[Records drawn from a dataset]
====================

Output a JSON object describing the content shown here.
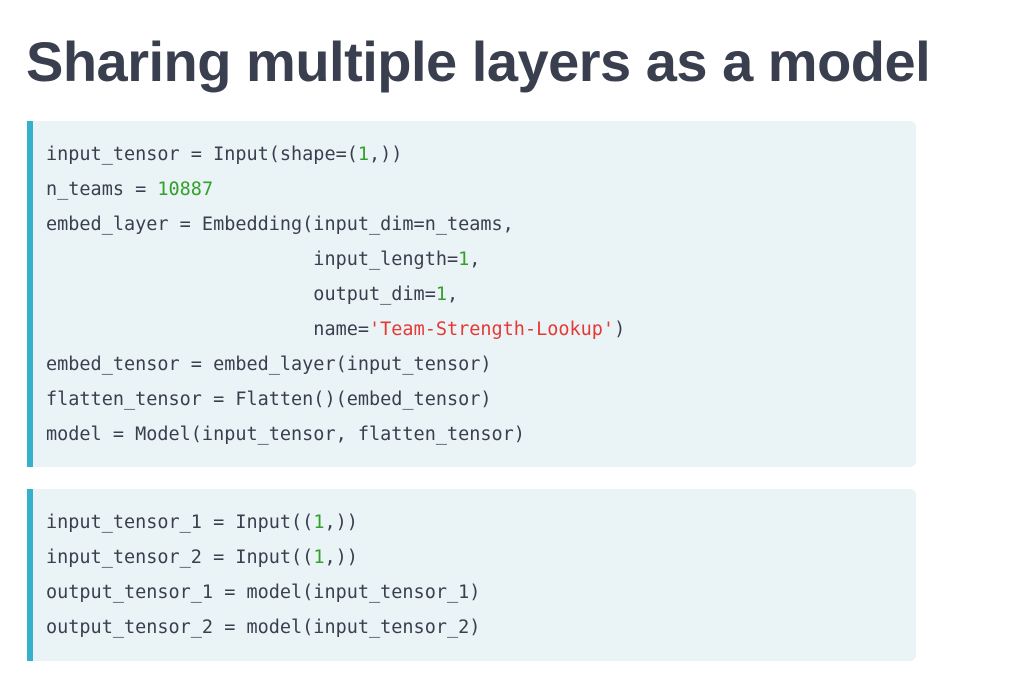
{
  "title": "Sharing multiple layers as a model",
  "colors": {
    "title": "#3a3f4f",
    "code_text": "#3a3f4f",
    "code_background": "#eaf3f5",
    "code_accent_border": "#35b1cc",
    "number_literal": "#33a02c",
    "string_literal": "#e53935"
  },
  "code_blocks": [
    {
      "lines": [
        [
          {
            "t": "input_tensor = Input(shape=(",
            "k": "plain"
          },
          {
            "t": "1",
            "k": "num"
          },
          {
            "t": ",))",
            "k": "plain"
          }
        ],
        [
          {
            "t": "n_teams = ",
            "k": "plain"
          },
          {
            "t": "10887",
            "k": "num"
          }
        ],
        [
          {
            "t": "embed_layer = Embedding(input_dim=n_teams,",
            "k": "plain"
          }
        ],
        [
          {
            "t": "                        input_length=",
            "k": "plain"
          },
          {
            "t": "1",
            "k": "num"
          },
          {
            "t": ",",
            "k": "plain"
          }
        ],
        [
          {
            "t": "                        output_dim=",
            "k": "plain"
          },
          {
            "t": "1",
            "k": "num"
          },
          {
            "t": ",",
            "k": "plain"
          }
        ],
        [
          {
            "t": "                        name=",
            "k": "plain"
          },
          {
            "t": "'Team-Strength-Lookup'",
            "k": "str"
          },
          {
            "t": ")",
            "k": "plain"
          }
        ],
        [
          {
            "t": "embed_tensor = embed_layer(input_tensor)",
            "k": "plain"
          }
        ],
        [
          {
            "t": "flatten_tensor = Flatten()(embed_tensor)",
            "k": "plain"
          }
        ],
        [
          {
            "t": "model = Model(input_tensor, flatten_tensor)",
            "k": "plain"
          }
        ]
      ]
    },
    {
      "lines": [
        [
          {
            "t": "input_tensor_1 = Input((",
            "k": "plain"
          },
          {
            "t": "1",
            "k": "num"
          },
          {
            "t": ",))",
            "k": "plain"
          }
        ],
        [
          {
            "t": "input_tensor_2 = Input((",
            "k": "plain"
          },
          {
            "t": "1",
            "k": "num"
          },
          {
            "t": ",))",
            "k": "plain"
          }
        ],
        [
          {
            "t": "output_tensor_1 = model(input_tensor_1)",
            "k": "plain"
          }
        ],
        [
          {
            "t": "output_tensor_2 = model(input_tensor_2)",
            "k": "plain"
          }
        ]
      ]
    }
  ]
}
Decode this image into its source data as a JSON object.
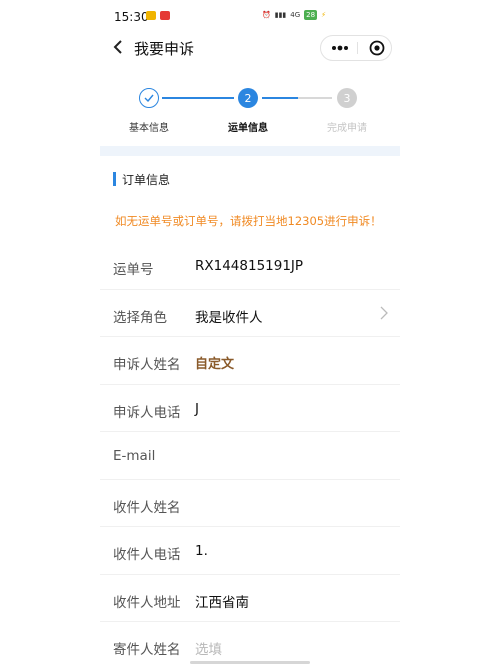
{
  "status_bar": {
    "time": "15:30",
    "right_text": "4G",
    "battery": "28"
  },
  "nav": {
    "title": "我要申诉"
  },
  "stepper": {
    "steps": [
      {
        "label": "基本信息",
        "state": "done",
        "number": "✓"
      },
      {
        "label": "运单信息",
        "state": "active",
        "number": "2"
      },
      {
        "label": "完成申请",
        "state": "pending",
        "number": "3"
      }
    ],
    "colors": {
      "active": "#2b86e0",
      "pending": "#c8c8c8"
    }
  },
  "section": {
    "title": "订单信息"
  },
  "notice": "如无运单号或订单号，请拨打当地12305进行申诉！",
  "form": {
    "rows": [
      {
        "label": "运单号",
        "value": "RX144815191JP"
      },
      {
        "label": "选择角色",
        "value": "我是收件人"
      },
      {
        "label": "申诉人姓名",
        "value": "自定文"
      },
      {
        "label": "申诉人电话",
        "value": "J"
      },
      {
        "label": "E-mail",
        "value": ""
      },
      {
        "label": "收件人姓名",
        "value": ""
      },
      {
        "label": "收件人电话",
        "value": "1."
      },
      {
        "label": "收件人地址",
        "value": "江西省南"
      },
      {
        "label": "寄件人姓名",
        "placeholder": "选填"
      }
    ]
  }
}
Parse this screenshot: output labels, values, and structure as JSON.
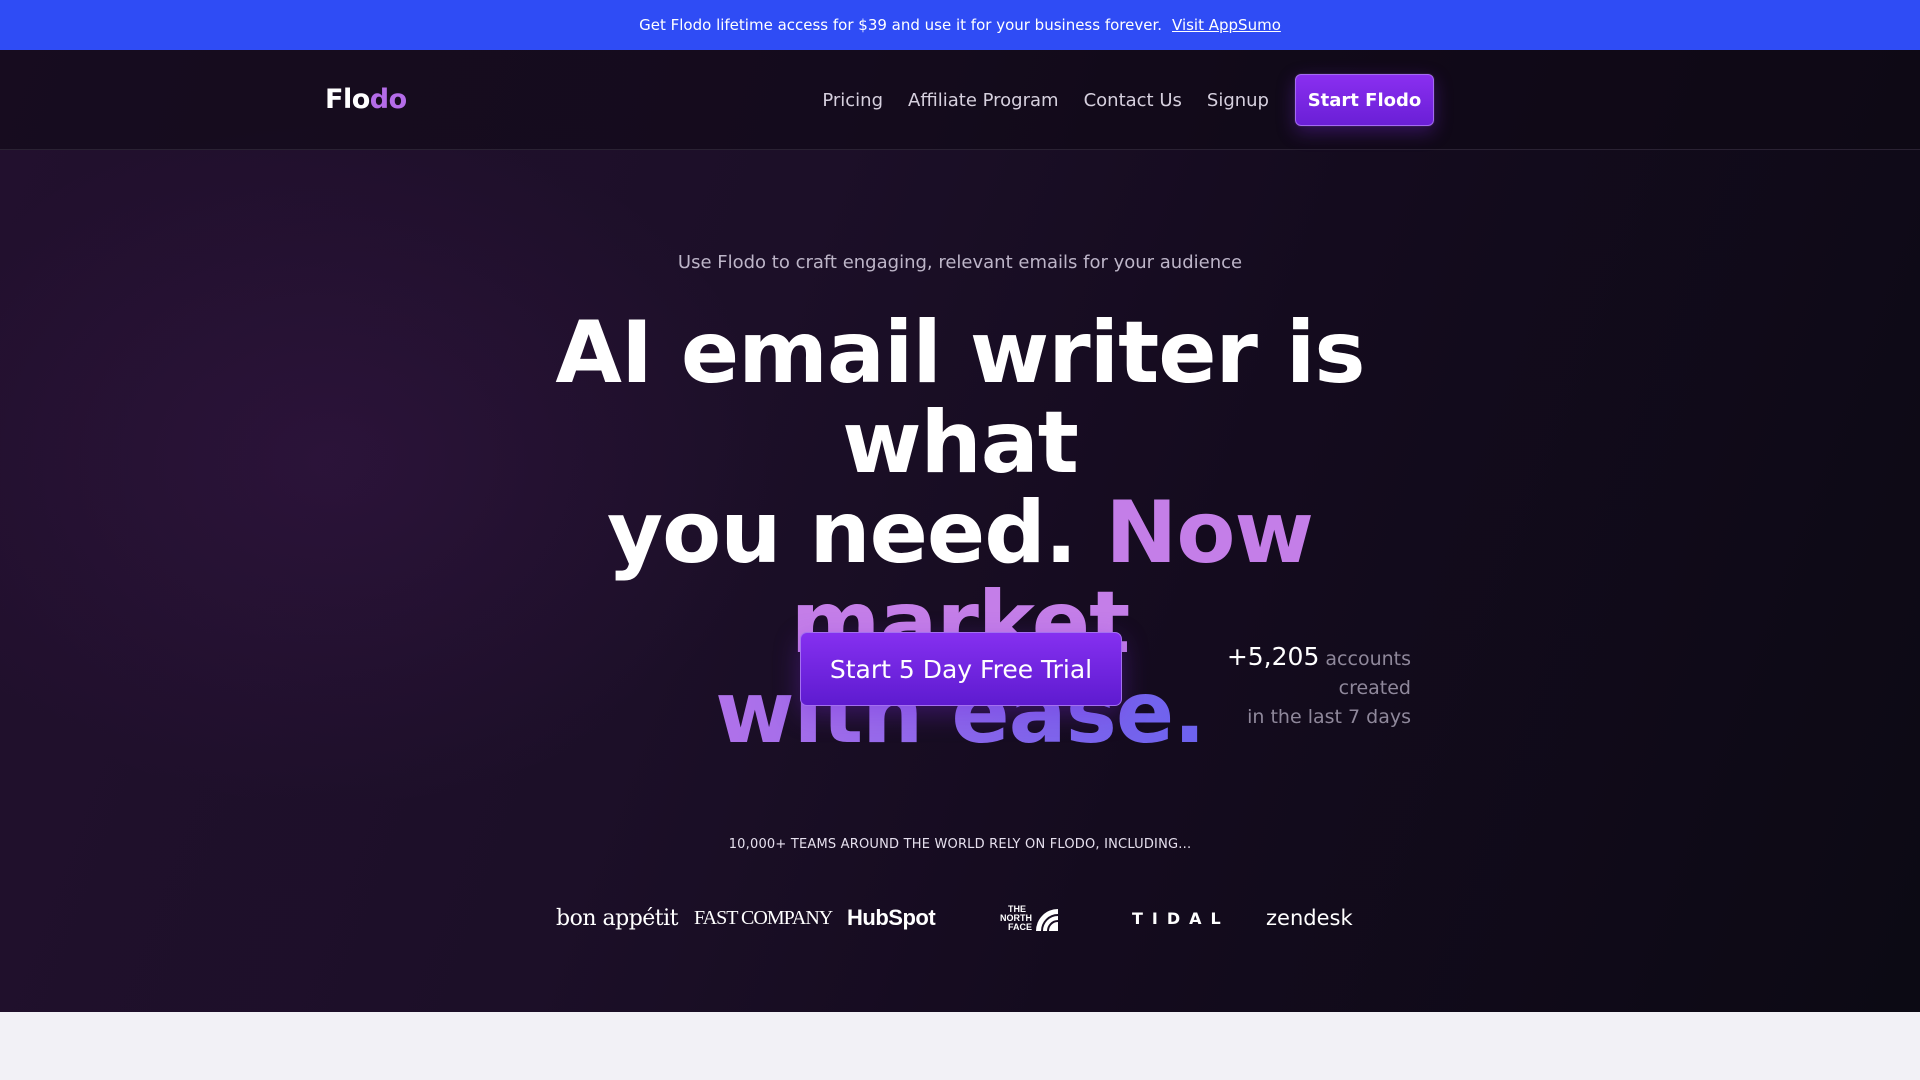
{
  "promo": {
    "text": "Get Flodo lifetime access for $39 and use it for your business forever.",
    "link": "Visit AppSumo"
  },
  "nav": {
    "logo_main": "Flo",
    "logo_accent": "do",
    "links": [
      "Pricing",
      "Affiliate Program",
      "Contact Us",
      "Signup"
    ],
    "cta": "Start Flodo"
  },
  "hero": {
    "subtitle": "Use Flodo to craft engaging, relevant emails for your audience",
    "headline_line1": "AI email writer is what",
    "headline_line2_white": "you need.",
    "headline_line2_purple": "Now market",
    "headline_line3": "with ease.",
    "cta": "Start 5 Day Free Trial",
    "accounts_count": "+5,205",
    "accounts_text_1": "accounts created",
    "accounts_text_2": "in the last 7 days"
  },
  "social_proof": {
    "label": "10,000+ TEAMS AROUND THE WORLD RELY ON FLODO, INCLUDING...",
    "brands": {
      "bon_appetit": "bon appétit",
      "fast_company": "FAST COMPANY",
      "hubspot": "HubSpot",
      "north_face_1": "THE",
      "north_face_2": "NORTH",
      "north_face_3": "FACE",
      "tidal": "TIDAL",
      "zendesk": "zendesk"
    }
  },
  "colors": {
    "promo_bg": "#2f4cf5",
    "accent_purple": "#8a2ff0",
    "logo_accent": "#b46ce8"
  }
}
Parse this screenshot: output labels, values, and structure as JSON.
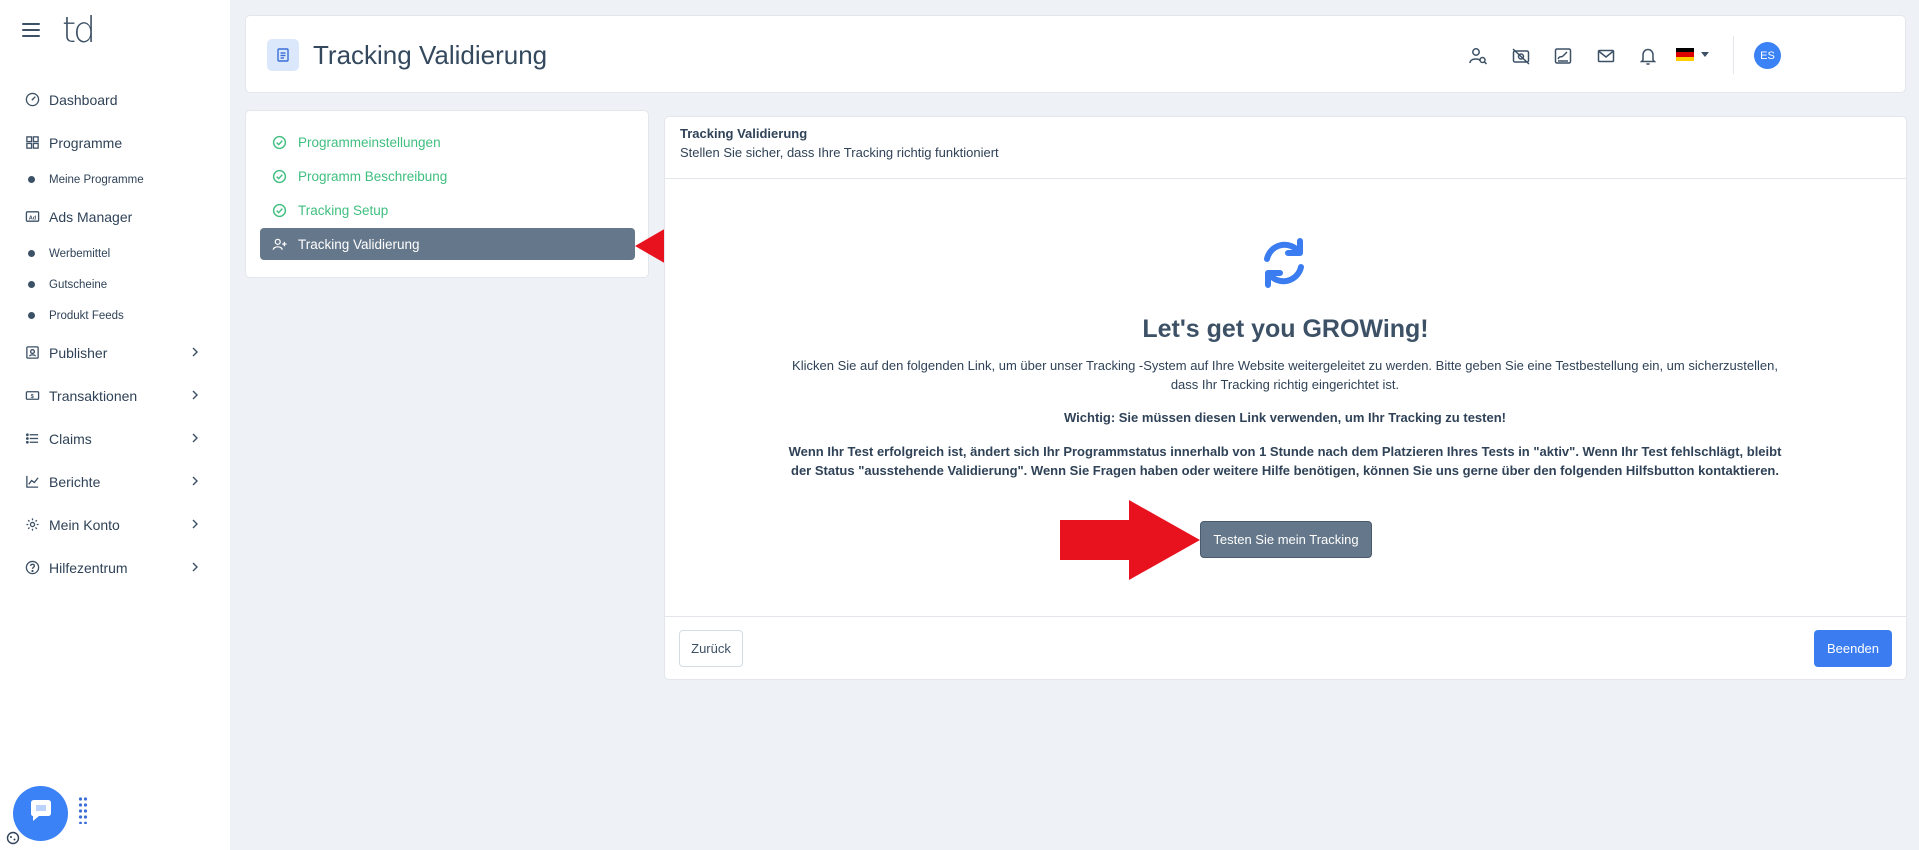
{
  "sidebar": {
    "logo": "td",
    "items": [
      {
        "label": "Dashboard"
      },
      {
        "label": "Programme"
      },
      {
        "label": "Meine Programme"
      },
      {
        "label": "Ads Manager"
      },
      {
        "label": "Werbemittel"
      },
      {
        "label": "Gutscheine"
      },
      {
        "label": "Produkt Feeds"
      },
      {
        "label": "Publisher"
      },
      {
        "label": "Transaktionen"
      },
      {
        "label": "Claims"
      },
      {
        "label": "Berichte"
      },
      {
        "label": "Mein Konto"
      },
      {
        "label": "Hilfezentrum"
      }
    ]
  },
  "header": {
    "title": "Tracking Validierung",
    "avatar_initials": "ES"
  },
  "steps": [
    {
      "label": "Programmeinstellungen",
      "state": "done"
    },
    {
      "label": "Programm Beschreibung",
      "state": "done"
    },
    {
      "label": "Tracking Setup",
      "state": "done"
    },
    {
      "label": "Tracking Validierung",
      "state": "active"
    }
  ],
  "card": {
    "title": "Tracking Validierung",
    "subtitle": "Stellen Sie sicher, dass Ihre Tracking richtig funktioniert",
    "headline": "Let's get you GROWing!",
    "intro": "Klicken Sie auf den folgenden Link, um über unser Tracking -System auf Ihre Website weitergeleitet zu werden. Bitte geben Sie eine Testbestellung ein, um sicherzustellen, dass Ihr Tracking richtig eingerichtet ist.",
    "important": "Wichtig: Sie müssen diesen Link verwenden, um Ihr Tracking zu testen!",
    "info": "Wenn Ihr Test erfolgreich ist, ändert sich Ihr Programmstatus innerhalb von 1 Stunde nach dem Platzieren Ihres Tests in \"aktiv\". Wenn Ihr Test fehlschlägt, bleibt der Status \"ausstehende Validierung\". Wenn Sie Fragen haben oder weitere Hilfe benötigen, können Sie uns gerne über den folgenden Hilfsbutton kontaktieren.",
    "test_button": "Testen Sie mein Tracking",
    "back_button": "Zurück",
    "finish_button": "Beenden"
  },
  "colors": {
    "accent": "#3b82f6",
    "success": "#3fbf7f",
    "active_step": "#65778a",
    "arrow": "#e8121f"
  }
}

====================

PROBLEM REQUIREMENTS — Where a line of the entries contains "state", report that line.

THE ANSWER —
        "state": "done",
        "state": "active",
        "state": "pending",
      "state": "done"
      "state": "done"
      "state": "done"
      "state": "active"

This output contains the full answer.